** Opening DATA IN THIS EXERCISE block **
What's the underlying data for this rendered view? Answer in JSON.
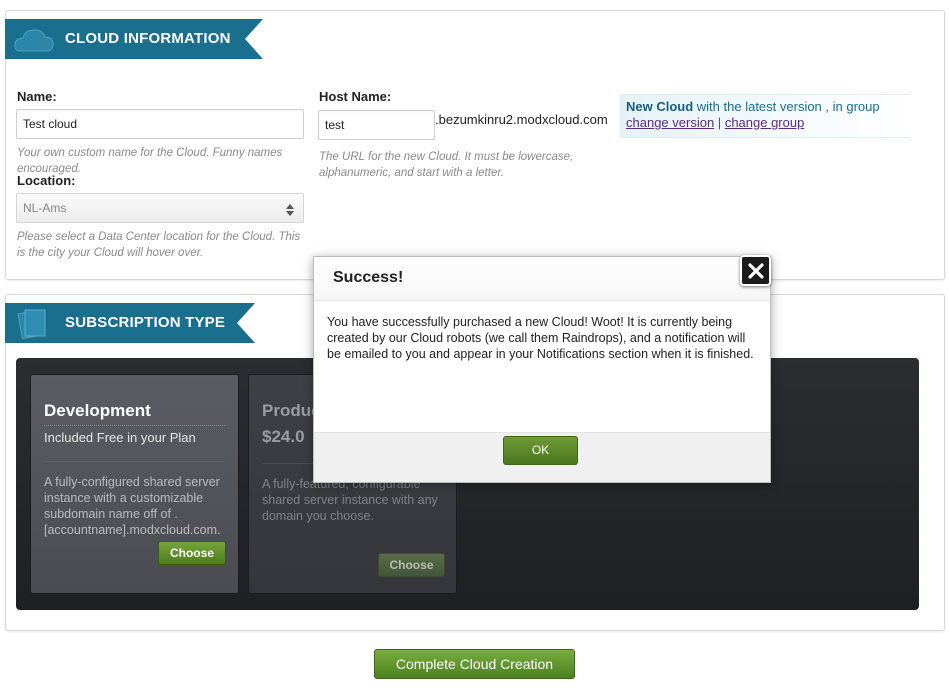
{
  "cloud_info": {
    "title": "CLOUD INFORMATION",
    "name_label": "Name:",
    "name_value": "Test cloud",
    "name_help": "Your own custom name for the Cloud. Funny names encouraged.",
    "location_label": "Location:",
    "location_value": "NL-Ams",
    "location_help": "Please select a Data Center location for the Cloud. This is the city your Cloud will hover over.",
    "host_label": "Host Name:",
    "host_value": "test",
    "host_suffix": ".bezumkinru2.modxcloud.com",
    "host_help": "The URL for the new Cloud. It must be lowercase, alphanumeric, and start with a letter.",
    "new_cloud_strong": "New Cloud",
    "new_cloud_text": " with the latest version , in group",
    "change_version": "change version",
    "separator": "|",
    "change_group": "change group"
  },
  "subscription": {
    "title": "SUBSCRIPTION TYPE",
    "plans": [
      {
        "title": "Development",
        "subtitle": "Included Free in your Plan",
        "description": "A fully-configured shared server instance with a customizable subdomain name off of . [accountname].modxcloud.com.",
        "button": "Choose"
      },
      {
        "title": "Production Account",
        "price": "$24.0",
        "description": "A fully-featured, configurable shared server instance with any domain you choose.",
        "button": "Choose"
      }
    ]
  },
  "complete_button": "Complete Cloud Creation",
  "modal": {
    "title": "Success!",
    "message": "You have successfully purchased a new Cloud! Woot! It is currently being created by our Cloud robots (we call them Raindrops), and a notification will be emailed to you and appear in your Notifications section when it is finished.",
    "ok": "OK"
  },
  "colors": {
    "ribbon": "#1a6e8e",
    "green_button": "#5a8f2b",
    "dark_panel": "#26272a"
  },
  "icons": [
    "cloud-icon",
    "stacked-pages-icon",
    "select-arrows-icon",
    "close-icon"
  ]
}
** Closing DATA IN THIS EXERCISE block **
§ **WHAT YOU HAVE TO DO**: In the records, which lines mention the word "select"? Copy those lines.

§ **RESULT OF THE EXERCISE**:
    "location_help": "Please select a Data Center location for the Cloud. This is the city your Cloud will hover over.",
    "select-arrows-icon",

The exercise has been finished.